But surely everyone is able to understand maths?
The answer is no, a small number of people find that whereas the majority can grasp basic maths fairly quickly they can't. And when there is not explanation around as to why this is the case, the anxiety can click in.
Of course it would be inappropriate for me to try and offer on-line advice on coping with anxiety, and if the case is extreme it might be worth seeing your doctor. But the fact is that for many people, simply knowing that she or he has dyscalculia, and that the failure to learn basic maths is not because the individual is stupid or just being difficult or not paying attention, can be a great relief.

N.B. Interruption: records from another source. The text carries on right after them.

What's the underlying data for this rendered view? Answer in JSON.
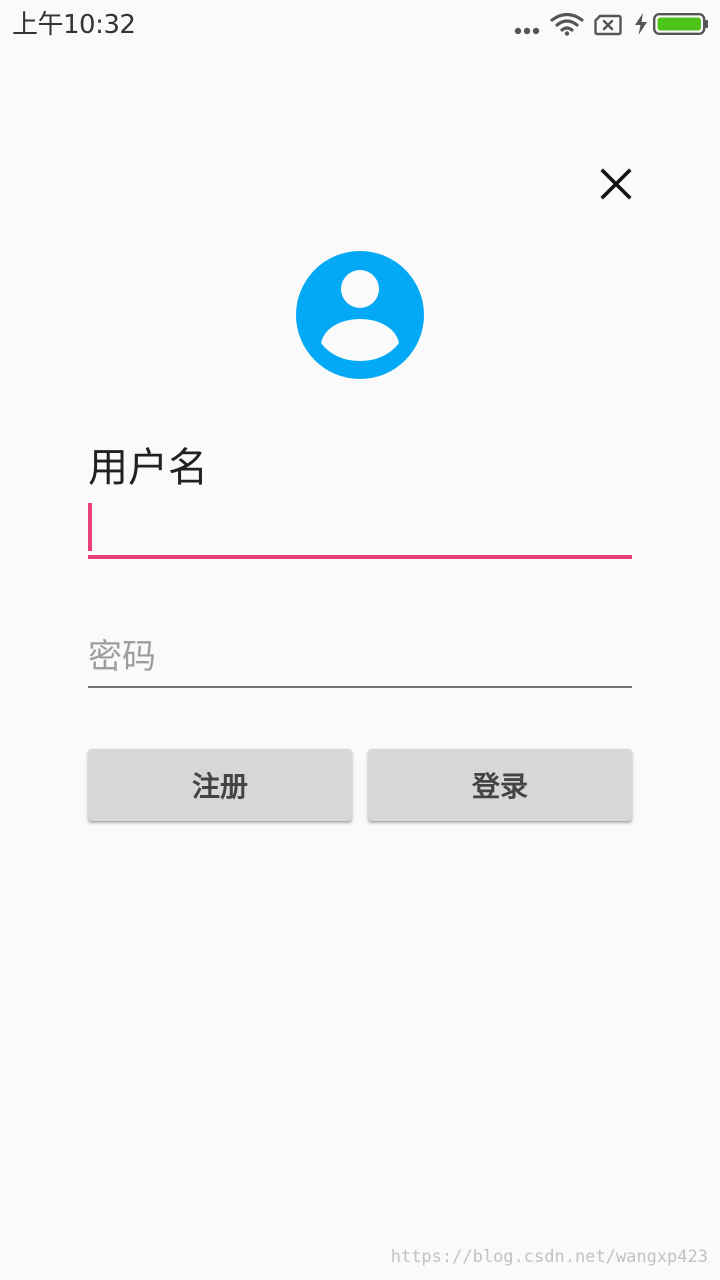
{
  "status_bar": {
    "time": "上午10:32",
    "icons": [
      "more-dots-icon",
      "wifi-icon",
      "no-sim-icon",
      "charging-bolt-icon",
      "battery-icon"
    ],
    "battery_color": "#4cc417"
  },
  "header": {
    "close_icon": "close-icon"
  },
  "avatar": {
    "icon": "account-circle-icon",
    "color": "#03a9f4"
  },
  "form": {
    "username": {
      "label": "用户名",
      "value": "",
      "accent_color": "#ec407a"
    },
    "password": {
      "placeholder": "密码",
      "value": ""
    }
  },
  "buttons": {
    "register_label": "注册",
    "login_label": "登录"
  },
  "watermark": {
    "text": "https://blog.csdn.net/wangxp423"
  }
}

Where this knowledge is accompanied by a sympathetic parent, friend or teacher who appreciates that dyscalculia is something that a number of people are born with, and it is no one's fault, life can take on a much better perspective.
So once again, in my view, it is always better to act sooner, rather than later.
Want to ask a question?
I can't guarantee to be able to help, and normally it is not possible to give help just from the description of a particular symptom, but if do have a question about dyscalculia, and it has not been answered on this site, do write to me and I'll try and write back as fast as possible (usually within a couple of days) and give my thoughts. But please do remember I can't offer a diagnosis of dyscalculia simply from a list of symptoms.
But if I may return to my main theme. If you have a worry about yourself, a friend, or a member of your family, it is always better to start looking into this sooner rather than later.
Tony Attwood C.Ed., B.A., M.Phil (Lond). F.Inst.A.M.